If all vacancies for nurses in Barchester Healthcare’s more than 200 UK-wide care homes and hospitals are filled we employ 2,400 qualified nurses. That’s the minimum we need for the best quality care.
We never have a full complement of nurses, however: there are simply not enough nurses to go round, with 7% vacancies in the NHS and 9% in social care settings.
It is a problem that is certain to worsen as a rapidly ageing population needs more care, UK-wide, Europe-wide and globally.
A fascinating Nursing Times article of the 30th November explained the ‘associate nurse’ role, designed to bridge the gap between registered nurses and senior healthcare assistants.
Here’s a contribution to the debate: Barchester Healthcare is already successfully trialling a role known as ‘Care Practitioner’.
Training for the role is offered to senior carers who have the required maths and language abilities and who have achieved Level 3 apprenticeship, NVQ or a Diploma in Care. The training develops skills in minor clinical procedures such as wound dressing, undertaking physiological measurements, administration of medication, facilitating person-centred assessment, care planning and review, and leading a team.
”It is supervised and mentored by nurses, planned to allow them to concentrate on leadership and clinical oversight”
It is supervised and mentored by nurses, planned to allow them to concentrate on leadership and clinical oversight.

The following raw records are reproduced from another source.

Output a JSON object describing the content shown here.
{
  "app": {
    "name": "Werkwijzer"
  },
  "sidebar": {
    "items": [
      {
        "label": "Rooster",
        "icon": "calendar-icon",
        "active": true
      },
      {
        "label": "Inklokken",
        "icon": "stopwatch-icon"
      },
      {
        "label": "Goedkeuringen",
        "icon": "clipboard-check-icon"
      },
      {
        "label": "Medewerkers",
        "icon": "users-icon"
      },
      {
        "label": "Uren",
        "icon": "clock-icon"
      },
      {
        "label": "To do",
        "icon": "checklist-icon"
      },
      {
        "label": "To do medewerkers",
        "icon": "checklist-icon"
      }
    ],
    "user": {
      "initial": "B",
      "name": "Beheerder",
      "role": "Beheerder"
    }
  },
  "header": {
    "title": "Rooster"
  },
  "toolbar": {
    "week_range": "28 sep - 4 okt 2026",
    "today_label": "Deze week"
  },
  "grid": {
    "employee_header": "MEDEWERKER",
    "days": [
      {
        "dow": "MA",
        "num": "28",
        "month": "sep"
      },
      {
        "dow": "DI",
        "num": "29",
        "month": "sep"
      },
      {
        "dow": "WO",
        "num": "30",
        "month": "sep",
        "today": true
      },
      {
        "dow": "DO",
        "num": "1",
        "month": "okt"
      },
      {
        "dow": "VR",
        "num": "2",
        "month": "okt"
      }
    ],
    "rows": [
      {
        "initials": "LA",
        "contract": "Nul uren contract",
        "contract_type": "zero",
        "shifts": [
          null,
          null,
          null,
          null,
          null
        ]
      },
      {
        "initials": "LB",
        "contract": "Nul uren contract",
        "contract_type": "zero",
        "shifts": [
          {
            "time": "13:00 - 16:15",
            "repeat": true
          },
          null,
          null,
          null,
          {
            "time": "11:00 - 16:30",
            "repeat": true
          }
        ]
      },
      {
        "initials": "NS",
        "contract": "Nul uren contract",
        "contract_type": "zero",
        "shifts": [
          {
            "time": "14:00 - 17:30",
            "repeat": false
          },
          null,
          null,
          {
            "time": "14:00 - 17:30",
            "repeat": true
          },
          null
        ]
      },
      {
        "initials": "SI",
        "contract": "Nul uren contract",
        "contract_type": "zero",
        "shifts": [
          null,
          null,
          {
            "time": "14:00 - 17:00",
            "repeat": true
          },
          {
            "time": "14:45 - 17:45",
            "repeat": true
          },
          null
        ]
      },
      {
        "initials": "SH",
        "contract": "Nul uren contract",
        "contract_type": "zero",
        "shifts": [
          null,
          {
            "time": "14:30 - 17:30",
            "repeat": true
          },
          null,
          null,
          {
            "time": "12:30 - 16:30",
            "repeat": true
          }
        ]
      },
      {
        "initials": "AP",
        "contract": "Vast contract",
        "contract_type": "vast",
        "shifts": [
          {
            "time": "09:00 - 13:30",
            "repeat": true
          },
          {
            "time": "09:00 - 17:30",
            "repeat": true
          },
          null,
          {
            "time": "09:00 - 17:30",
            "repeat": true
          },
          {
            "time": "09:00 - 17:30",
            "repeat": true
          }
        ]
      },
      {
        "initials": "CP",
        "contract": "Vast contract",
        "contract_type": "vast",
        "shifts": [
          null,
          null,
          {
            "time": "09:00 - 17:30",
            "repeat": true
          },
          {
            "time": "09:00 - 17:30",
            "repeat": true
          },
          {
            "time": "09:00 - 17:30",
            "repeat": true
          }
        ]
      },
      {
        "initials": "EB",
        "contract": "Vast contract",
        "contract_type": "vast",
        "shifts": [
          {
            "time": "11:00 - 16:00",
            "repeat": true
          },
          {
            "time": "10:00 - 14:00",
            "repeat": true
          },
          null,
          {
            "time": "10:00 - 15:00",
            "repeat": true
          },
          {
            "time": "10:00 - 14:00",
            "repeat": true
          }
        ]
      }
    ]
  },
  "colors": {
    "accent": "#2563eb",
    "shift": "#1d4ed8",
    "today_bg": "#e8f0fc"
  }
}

As the Nursing Times article made clear, moves in this direction are controversial. I can understand the view that we fought hard for a degree-level profession and that we should not retrench. I can understand it and I agree with it.
However, as an employer we work extraordinarily hard to recruit nurses in the UK and abroad. We offer terms and conditions similar to or more favourable than NHS rates, with the highest quality support, supervision and training. Nonetheless, it isn’t enough to resolve shortages.
”I can understand the view that we fought hard for a degree-level profession and that we should not retrench”
There is no prospect of a new cohort of nurses riding to our rescue, either: the revoking of bursaries for nursing training will make a bad situation worse. In short, neither the NHS nor social care has a choice: we have to bridge an otherwise incapacitating gap using the resources available to us.
To offer professionalisation at this level seems to me a reform with no downside.
”We have to bridge an otherwise incapacitating gap using the resources available to us”
The training and support must be right, of course, but that is an exciting prospect in itself. It will allow the best of our care workers opportunities that many passionately want, balancing up-skilling and remaining in front line care. It will support degree-level nurses. Above all, it will improve quality of life in hospitals and care homes.
Defining the role may be tricky – I prefer ‘Care Practitioner’ to ‘Associate Nurse’ - but risking offence to professional sensibilities is surely better than failing to grasp this vital and exciting opportunity, for all concerned.
Professor Trish Morris-Thompson is Director of Clinical Quality and Governance for Barchester Healthcare, the Visiting Professor of Nursing at Buckinghamshire University and an RCN Clinical Fellow